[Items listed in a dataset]
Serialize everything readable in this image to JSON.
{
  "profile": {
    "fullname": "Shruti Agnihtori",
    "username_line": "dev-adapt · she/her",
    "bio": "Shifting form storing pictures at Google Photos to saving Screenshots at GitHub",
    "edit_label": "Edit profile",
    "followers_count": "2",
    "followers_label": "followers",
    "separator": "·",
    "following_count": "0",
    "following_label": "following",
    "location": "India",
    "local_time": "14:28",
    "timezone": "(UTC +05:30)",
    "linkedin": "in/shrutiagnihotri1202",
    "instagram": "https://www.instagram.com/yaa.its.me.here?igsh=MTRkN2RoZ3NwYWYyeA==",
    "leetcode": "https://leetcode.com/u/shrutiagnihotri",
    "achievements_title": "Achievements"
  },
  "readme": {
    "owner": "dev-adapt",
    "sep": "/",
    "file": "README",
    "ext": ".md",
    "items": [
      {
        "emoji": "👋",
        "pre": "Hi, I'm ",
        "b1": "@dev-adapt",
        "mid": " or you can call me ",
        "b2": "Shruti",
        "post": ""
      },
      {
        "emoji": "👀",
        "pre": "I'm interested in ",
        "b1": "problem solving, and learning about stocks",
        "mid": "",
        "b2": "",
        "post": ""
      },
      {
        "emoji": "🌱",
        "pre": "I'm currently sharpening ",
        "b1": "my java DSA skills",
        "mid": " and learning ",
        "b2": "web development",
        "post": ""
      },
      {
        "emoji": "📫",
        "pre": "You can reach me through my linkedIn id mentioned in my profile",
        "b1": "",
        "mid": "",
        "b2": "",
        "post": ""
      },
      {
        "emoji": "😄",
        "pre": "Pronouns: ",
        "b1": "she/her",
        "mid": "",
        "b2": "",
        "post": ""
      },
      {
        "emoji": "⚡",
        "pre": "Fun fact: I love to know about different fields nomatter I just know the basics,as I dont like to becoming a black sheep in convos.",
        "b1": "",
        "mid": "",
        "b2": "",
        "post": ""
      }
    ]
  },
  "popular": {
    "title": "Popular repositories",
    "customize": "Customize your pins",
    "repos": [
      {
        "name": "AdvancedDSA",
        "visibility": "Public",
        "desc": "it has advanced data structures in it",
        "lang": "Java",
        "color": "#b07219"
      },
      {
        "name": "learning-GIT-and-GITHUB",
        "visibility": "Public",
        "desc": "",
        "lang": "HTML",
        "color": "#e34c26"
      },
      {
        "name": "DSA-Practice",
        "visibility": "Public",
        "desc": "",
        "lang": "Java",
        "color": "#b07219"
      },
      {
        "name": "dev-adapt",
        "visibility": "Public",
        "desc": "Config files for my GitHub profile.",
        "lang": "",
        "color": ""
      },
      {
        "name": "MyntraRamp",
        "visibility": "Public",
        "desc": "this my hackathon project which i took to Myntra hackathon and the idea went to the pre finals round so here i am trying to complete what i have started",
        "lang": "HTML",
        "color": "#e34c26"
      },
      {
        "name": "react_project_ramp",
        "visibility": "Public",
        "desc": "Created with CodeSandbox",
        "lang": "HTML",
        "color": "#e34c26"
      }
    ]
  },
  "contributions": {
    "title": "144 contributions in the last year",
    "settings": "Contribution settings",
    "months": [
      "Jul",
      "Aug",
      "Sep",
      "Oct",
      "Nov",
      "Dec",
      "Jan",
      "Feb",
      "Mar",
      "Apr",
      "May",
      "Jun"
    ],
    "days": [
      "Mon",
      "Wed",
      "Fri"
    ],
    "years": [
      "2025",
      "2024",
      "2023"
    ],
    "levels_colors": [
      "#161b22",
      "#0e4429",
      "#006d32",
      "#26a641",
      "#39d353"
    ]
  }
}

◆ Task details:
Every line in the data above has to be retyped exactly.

◆ Solution for this task:
Serialize everything readable in this image to JSON.
{
  "profile": {
    "fullname": "Shruti Agnihtori",
    "username_line": "dev-adapt · she/her",
    "bio": "Shifting form storing pictures at Google Photos to saving Screenshots at GitHub",
    "edit_label": "Edit profile",
    "followers_count": "2",
    "followers_label": "followers",
    "separator": "·",
    "following_count": "0",
    "following_label": "following",
    "location": "India",
    "local_time": "14:28",
    "timezone": "(UTC +05:30)",
    "linkedin": "in/shrutiagnihotri1202",
    "instagram": "https://www.instagram.com/yaa.its.me.here?igsh=MTRkN2RoZ3NwYWYyeA==",
    "leetcode": "https://leetcode.com/u/shrutiagnihotri",
    "achievements_title": "Achievements"
  },
  "readme": {
    "owner": "dev-adapt",
    "sep": "/",
    "file": "README",
    "ext": ".md",
    "items": [
      {
        "emoji": "👋",
        "pre": "Hi, I'm ",
        "b1": "@dev-adapt",
        "mid": " or you can call me ",
        "b2": "Shruti",
        "post": ""
      },
      {
        "emoji": "👀",
        "pre": "I'm interested in ",
        "b1": "problem solving, and learning about stocks",
        "mid": "",
        "b2": "",
        "post": ""
      },
      {
        "emoji": "🌱",
        "pre": "I'm currently sharpening ",
        "b1": "my java DSA skills",
        "mid": " and learning ",
        "b2": "web development",
        "post": ""
      },
      {
        "emoji": "📫",
        "pre": "You can reach me through my linkedIn id mentioned in my profile",
        "b1": "",
        "mid": "",
        "b2": "",
        "post": ""
      },
      {
        "emoji": "😄",
        "pre": "Pronouns: ",
        "b1": "she/her",
        "mid": "",
        "b2": "",
        "post": ""
      },
      {
        "emoji": "⚡",
        "pre": "Fun fact: I love to know about different fields nomatter I just know the basics,as I dont like to becoming a black sheep in convos.",
        "b1": "",
        "mid": "",
        "b2": "",
        "post": ""
      }
    ]
  },
  "popular": {
    "title": "Popular repositories",
    "customize": "Customize your pins",
    "repos": [
      {
        "name": "AdvancedDSA",
        "visibility": "Public",
        "desc": "it has advanced data structures in it",
        "lang": "Java",
        "color": "#b07219"
      },
      {
        "name": "learning-GIT-and-GITHUB",
        "visibility": "Public",
        "desc": "",
        "lang": "HTML",
        "color": "#e34c26"
      },
      {
        "name": "DSA-Practice",
        "visibility": "Public",
        "desc": "",
        "lang": "Java",
        "color": "#b07219"
      },
      {
        "name": "dev-adapt",
        "visibility": "Public",
        "desc": "Config files for my GitHub profile.",
        "lang": "",
        "color": ""
      },
      {
        "name": "MyntraRamp",
        "visibility": "Public",
        "desc": "this my hackathon project which i took to Myntra hackathon and the idea went to the pre finals round so here i am trying to complete what i have started",
        "lang": "HTML",
        "color": "#e34c26"
      },
      {
        "name": "react_project_ramp",
        "visibility": "Public",
        "desc": "Created with CodeSandbox",
        "lang": "HTML",
        "color": "#e34c26"
      }
    ]
  },
  "contributions": {
    "title": "144 contributions in the last year",
    "settings": "Contribution settings",
    "months": [
      "Jul",
      "Aug",
      "Sep",
      "Oct",
      "Nov",
      "Dec",
      "Jan",
      "Feb",
      "Mar",
      "Apr",
      "May",
      "Jun"
    ],
    "days": [
      "Mon",
      "Wed",
      "Fri"
    ],
    "years": [
      "2025",
      "2024",
      "2023"
    ],
    "levels_colors": [
      "#161b22",
      "#0e4429",
      "#006d32",
      "#26a641",
      "#39d353"
    ]
  }
}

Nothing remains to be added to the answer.